Migri officials told Helsinki Times that most people fleeing the war in Ukraine are actually not in Finland as asylum seekers, Instead, they have been granted a residence permit based on the need for temporary protection. The temporary protection directive is an EU-wide measure which was triggered for the first time specifically and only for Ukrainians fleeing the war. This basically has given an express rout to benefits to Ukrainians only, as Kela usually does not pay benefits to asylum seekers while the application for asylum is being processed. A person’s entitlement for Kela benefits depends on the quality of residence permit and permanent residence in Finland. If a person is granted a residence permit in Finland, they are eligible for the same Kela benefits and other social security services as all other permanent residents.

Temporary protection can only be granted to Ukrainian citizens unable to return to Ukraine due to the ongoing war, including citizens of countries outside the European Union, citizens of countries not party to the Schengen Agreement, and stateless persons who had resided in Ukraine legally and whose return to the relevant country of origin safely and permanently is not possible. This category includes African students who were studying in Ukraine when the war broke out.

Also eligible are the family members of Ukrainian citizens and of those granted international protection or equivalent national protection in Ukraine, if the family ties were established in Ukraine before 24 February 2022 and the family member is not a citizen of a European Union Member State, a Nordic country, Liechtenstein, or Switzerland.
Family members do not need to apply at the same time. They can, for example, come to Finland later and apply for temporary protection then.
If the family member is a citizen of a European Union Member State, or a citizen of Liechtenstein or Switzerland, he or she can apply for EU registration.
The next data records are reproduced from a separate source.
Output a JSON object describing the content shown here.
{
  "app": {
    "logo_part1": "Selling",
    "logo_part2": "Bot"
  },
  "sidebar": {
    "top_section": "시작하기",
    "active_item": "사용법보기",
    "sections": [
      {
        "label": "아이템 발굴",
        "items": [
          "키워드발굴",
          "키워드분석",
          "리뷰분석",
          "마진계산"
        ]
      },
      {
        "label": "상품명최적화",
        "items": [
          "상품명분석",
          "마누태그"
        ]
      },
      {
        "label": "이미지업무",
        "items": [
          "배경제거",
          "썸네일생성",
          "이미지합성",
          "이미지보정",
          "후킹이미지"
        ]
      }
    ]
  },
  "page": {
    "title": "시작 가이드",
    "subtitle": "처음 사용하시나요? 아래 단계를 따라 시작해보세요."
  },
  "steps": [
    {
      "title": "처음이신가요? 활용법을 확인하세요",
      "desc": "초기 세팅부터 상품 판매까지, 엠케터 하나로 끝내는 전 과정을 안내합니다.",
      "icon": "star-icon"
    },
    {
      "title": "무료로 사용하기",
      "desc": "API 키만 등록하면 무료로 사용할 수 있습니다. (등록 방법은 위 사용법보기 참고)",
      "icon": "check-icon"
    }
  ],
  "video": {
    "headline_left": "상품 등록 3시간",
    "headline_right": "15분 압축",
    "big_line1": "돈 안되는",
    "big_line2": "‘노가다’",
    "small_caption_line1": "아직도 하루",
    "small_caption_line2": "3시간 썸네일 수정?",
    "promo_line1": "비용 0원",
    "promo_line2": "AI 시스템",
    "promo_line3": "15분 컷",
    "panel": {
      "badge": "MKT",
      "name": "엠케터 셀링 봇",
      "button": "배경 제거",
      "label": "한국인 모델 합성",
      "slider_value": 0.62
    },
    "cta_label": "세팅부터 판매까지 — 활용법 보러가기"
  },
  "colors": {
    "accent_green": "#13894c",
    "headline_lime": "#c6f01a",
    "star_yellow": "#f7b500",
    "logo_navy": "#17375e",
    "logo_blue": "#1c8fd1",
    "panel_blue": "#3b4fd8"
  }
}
According to Migri, The highest amount of applications from Ukrainians came in March of 2022 (14,409 applications) and the amount has been slowly declining since then. The first four months of 2023, the amount of applications has been around 2,000 applications per month.

48% of Ukrainians in Finland currently are living in a reception centers, 36% in private accommodation and 15% are living in accommodation provided by a municipality.